- **YOUR ASSIGNMENT**
Below is a block of data; give all of it again word for word.

- **SUPPLIED ENTRIES**
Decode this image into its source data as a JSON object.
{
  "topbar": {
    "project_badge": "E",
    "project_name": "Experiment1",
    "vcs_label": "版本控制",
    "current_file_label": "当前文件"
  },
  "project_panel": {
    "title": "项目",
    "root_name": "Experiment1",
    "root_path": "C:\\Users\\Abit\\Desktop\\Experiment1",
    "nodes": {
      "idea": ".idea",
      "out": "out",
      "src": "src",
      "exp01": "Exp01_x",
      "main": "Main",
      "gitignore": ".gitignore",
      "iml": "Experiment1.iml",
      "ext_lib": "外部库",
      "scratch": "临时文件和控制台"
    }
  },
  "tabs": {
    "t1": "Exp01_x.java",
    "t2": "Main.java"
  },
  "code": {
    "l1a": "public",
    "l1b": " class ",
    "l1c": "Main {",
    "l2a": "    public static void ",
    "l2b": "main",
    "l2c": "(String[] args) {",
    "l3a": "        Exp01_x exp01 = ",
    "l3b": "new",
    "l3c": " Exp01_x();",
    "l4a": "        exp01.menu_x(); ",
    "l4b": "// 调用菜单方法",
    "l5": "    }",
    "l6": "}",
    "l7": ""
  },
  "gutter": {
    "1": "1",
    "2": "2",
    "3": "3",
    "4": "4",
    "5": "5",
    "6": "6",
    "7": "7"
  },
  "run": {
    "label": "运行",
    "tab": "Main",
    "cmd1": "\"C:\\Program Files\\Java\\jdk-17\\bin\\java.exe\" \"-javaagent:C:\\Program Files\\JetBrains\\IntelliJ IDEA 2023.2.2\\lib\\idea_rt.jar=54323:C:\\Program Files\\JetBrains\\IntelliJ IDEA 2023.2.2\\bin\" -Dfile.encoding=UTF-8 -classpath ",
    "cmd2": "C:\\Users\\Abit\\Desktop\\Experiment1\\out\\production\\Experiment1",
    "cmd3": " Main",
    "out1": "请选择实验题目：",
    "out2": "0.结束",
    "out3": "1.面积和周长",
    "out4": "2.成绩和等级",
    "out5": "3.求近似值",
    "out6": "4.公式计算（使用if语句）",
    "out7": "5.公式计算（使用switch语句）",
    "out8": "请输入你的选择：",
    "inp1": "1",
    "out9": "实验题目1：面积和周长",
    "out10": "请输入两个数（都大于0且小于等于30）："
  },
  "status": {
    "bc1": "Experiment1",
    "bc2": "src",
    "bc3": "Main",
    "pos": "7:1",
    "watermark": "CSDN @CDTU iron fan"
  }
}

- **EXERCISE ANSWER**
Decode this image into its source data as a JSON object.
{
  "topbar": {
    "project_badge": "E",
    "project_name": "Experiment1",
    "vcs_label": "版本控制",
    "current_file_label": "当前文件"
  },
  "project_panel": {
    "title": "项目",
    "root_name": "Experiment1",
    "root_path": "C:\\Users\\Abit\\Desktop\\Experiment1",
    "nodes": {
      "idea": ".idea",
      "out": "out",
      "src": "src",
      "exp01": "Exp01_x",
      "main": "Main",
      "gitignore": ".gitignore",
      "iml": "Experiment1.iml",
      "ext_lib": "外部库",
      "scratch": "临时文件和控制台"
    }
  },
  "tabs": {
    "t1": "Exp01_x.java",
    "t2": "Main.java"
  },
  "code": {
    "l1a": "public",
    "l1b": " class ",
    "l1c": "Main {",
    "l2a": "    public static void ",
    "l2b": "main",
    "l2c": "(String[] args) {",
    "l3a": "        Exp01_x exp01 = ",
    "l3b": "new",
    "l3c": " Exp01_x();",
    "l4a": "        exp01.menu_x(); ",
    "l4b": "// 调用菜单方法",
    "l5": "    }",
    "l6": "}",
    "l7": ""
  },
  "gutter": {
    "1": "1",
    "2": "2",
    "3": "3",
    "4": "4",
    "5": "5",
    "6": "6",
    "7": "7"
  },
  "run": {
    "label": "运行",
    "tab": "Main",
    "cmd1": "\"C:\\Program Files\\Java\\jdk-17\\bin\\java.exe\" \"-javaagent:C:\\Program Files\\JetBrains\\IntelliJ IDEA 2023.2.2\\lib\\idea_rt.jar=54323:C:\\Program Files\\JetBrains\\IntelliJ IDEA 2023.2.2\\bin\" -Dfile.encoding=UTF-8 -classpath ",
    "cmd2": "C:\\Users\\Abit\\Desktop\\Experiment1\\out\\production\\Experiment1",
    "cmd3": " Main",
    "out1": "请选择实验题目：",
    "out2": "0.结束",
    "out3": "1.面积和周长",
    "out4": "2.成绩和等级",
    "out5": "3.求近似值",
    "out6": "4.公式计算（使用if语句）",
    "out7": "5.公式计算（使用switch语句）",
    "out8": "请输入你的选择：",
    "inp1": "1",
    "out9": "实验题目1：面积和周长",
    "out10": "请输入两个数（都大于0且小于等于30）："
  },
  "status": {
    "bc1": "Experiment1",
    "bc2": "src",
    "bc3": "Main",
    "pos": "7:1",
    "watermark": "CSDN @CDTU iron fan"
  }
}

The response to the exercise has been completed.